Design and features
While it's not the flagship tough camera in the Olympus range — that's left to the TG-820 — the TG-320 is still designed to withstand the elements. The TG-320 is cased in a plastic exterior, which is rigid enough to survive some rough treatment, so it comes as some surprise to feel that the camera only weighs in at 155 grams.
Painted in a bright blue or red finish, the TG-310 is easy to see in all conditions, and it comes with a wrist strap in the box. The camera's rugged credentials read like so: waterproof to 3 metres, drop proof from 1.5 metres and freeze proof to -10 degrees Celsius. Elsewhere, the figures are a little less interesting, with a 3.6x optical zoom opening up to 28mm at its widest. The lens has a maximum aperture range of f/3.5-5.1. There's a 2.7-inch LCD screen at the rear, sporting a relatively low resolution of 230,000 dots.
It comes with a double-locking door to protect the SDXC card slot, battery and mini HDMI from being water damaged, although the rubber seal is rather small, compared to those we've seen on other rugged cameras.
On the topic of rubber, the rear buttons are coated in a rubber-like plastic, with a small instant-on recording button, a four-way directional pad and a zoom rocker all bedecked in this outfit. There's a small speaker also located at the back.
Along with the regular intelligent automatic mode, the camera comes with a range of scene modes, panorama mode, 3D mode and program auto-recording. The TG-310 also has magic filters, which is the Olympus terminology (in its compact range at least) for artistic filters, such as pop art, fish eye and soft focus. There are eight magic filters all up, and, rather confusingly, the camera limits the output resolution to 5 megapixels when shooting with them.
Anyone wanting to create underwater cinematic masterpieces will be a tad disappointed, with only 720p HD video recording on board. The TG-320 comes with in-camera battery charging, through a particularly long cord that is constructed from the proprietary USB cable, the power adapter and the power cord.
|Olympus Tough TG-320||Panasonic Lumix FT20||Nikon Coolpix AW100||Sony Cyber-shot TX20|
|14-megapixel CCD sensor||16-megapixel CCD sensor||16-megapixel CMOS||16-megapixel Exmor R CMOS sensor|
|2.7-inch, 230,000-dot LCD||2.7-inch, 230,000-dot LCD||3-inch, 460,000-dot LCD||3-inch, 921,6000-dot LCD|
|Waterproof 3m, shockproof 1.5m||Waterproof 5m, shockproof 1.5m||Waterproof 10m, shockproof 1.5m||Waterproof 5m, shockproof 1.5m||3.6x optical zoom||4x optical zoom||5x optical zoom||4x optical zoom|
|No GPS tagging||No GPS tagging||GPS tagging||No GPS tagging|
General shooting metrics (in seconds)
- Start-up to first shot
- JPEG shot-to-shot time
- Shutter lag
- 18.104.22.168Sony Cyber-shot TX10
- 1.420.5Olympus Tough TG-320
- 22.214.171.124Nikon Coolpix AW100
- 1.90.81Panasonic Lumix FT10
(Shorter bars indicate better performance)
Continuous shooting speed (in seconds)
- 10Sony Cyber-shot TX10
- 1.2Nikon Coolpix AW100
- 0.5Olympus Tough TG-320
(Longer bars indicate better performance)
The TG-320 has a high-speed sequential-shooting mode that reduces the resolution to 3 megapixels and takes 3.5 frames per second.
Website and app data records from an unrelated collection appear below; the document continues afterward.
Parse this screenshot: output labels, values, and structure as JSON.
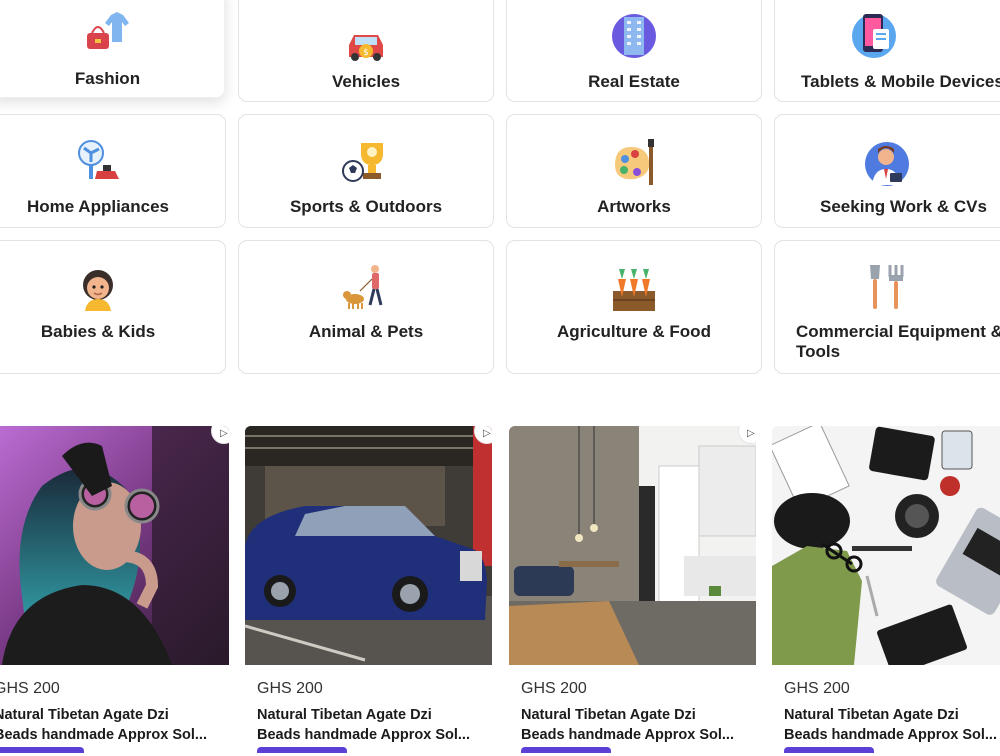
{
  "categories": [
    {
      "label": "Fashion",
      "icon": "fashion-icon"
    },
    {
      "label": "Vehicles",
      "icon": "car-icon"
    },
    {
      "label": "Real Estate",
      "icon": "building-icon"
    },
    {
      "label": "Tablets & Mobile Devices",
      "icon": "phone-icon"
    },
    {
      "label": "Home Appliances",
      "icon": "appliance-icon"
    },
    {
      "label": "Sports & Outdoors",
      "icon": "trophy-icon"
    },
    {
      "label": "Artworks",
      "icon": "palette-icon"
    },
    {
      "label": "Seeking Work & CVs",
      "icon": "worker-icon"
    },
    {
      "label": "Babies & Kids",
      "icon": "baby-icon"
    },
    {
      "label": "Animal & Pets",
      "icon": "dog-walker-icon"
    },
    {
      "label": "Agriculture & Food",
      "icon": "carrots-icon"
    },
    {
      "label": "Commercial Equipment & Tools",
      "icon": "tools-icon"
    }
  ],
  "products": [
    {
      "price": "GHS 200",
      "title_line1": "Natural Tibetan Agate Dzi",
      "title_line2": "Beads handmade Approx Sol...",
      "image": "woman-neon-glasses-photo"
    },
    {
      "price": "GHS 200",
      "title_line1": "Natural Tibetan Agate Dzi",
      "title_line2": "Beads handmade Approx Sol...",
      "image": "blue-luxury-car-photo"
    },
    {
      "price": "GHS 200",
      "title_line1": "Natural Tibetan Agate Dzi",
      "title_line2": "Beads handmade Approx Sol...",
      "image": "modern-interior-photo"
    },
    {
      "price": "GHS 200",
      "title_line1": "Natural Tibetan Agate Dzi",
      "title_line2": "Beads handmade Approx Sol...",
      "image": "flatlay-gadgets-photo"
    }
  ],
  "colors": {
    "accent": "#5b3fd6",
    "border": "#e3e3e3"
  }
}
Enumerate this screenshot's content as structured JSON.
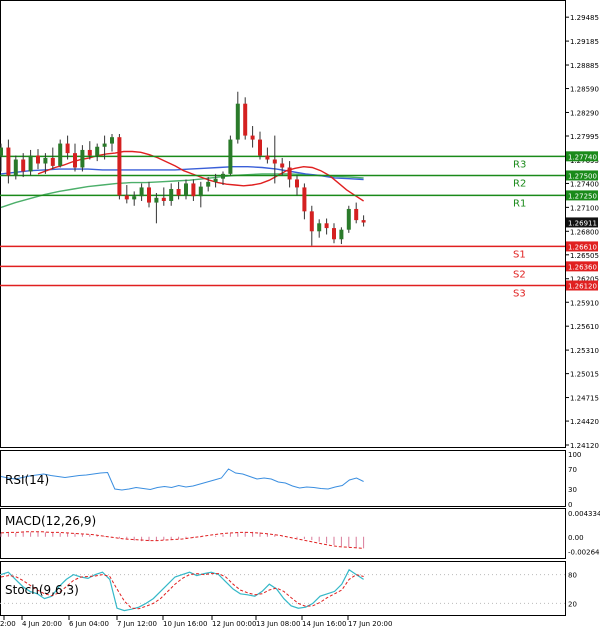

Note that the performance comparison is against two older models (Panasonic, Sony) rather than the newer models in the comparison table above. We'll update this review once we've tested the newer models.
The TG-320 delivers images that are fine for a camera of this class, particularly for sharing online at reduced resolutions. Photos at 100 per cent magnification look over-processed and slightly crunchy, a trait that we have seen on other tough cameras before. When shooting in automatic mode, colours are slightly muted and not as saturated as they could be. There are, of course, artistic filters to augment the colours, should you desire. The TG-320 is at its best when underwater, as it delivers punchy blue tones. The screen is also relatively easy to see underwater.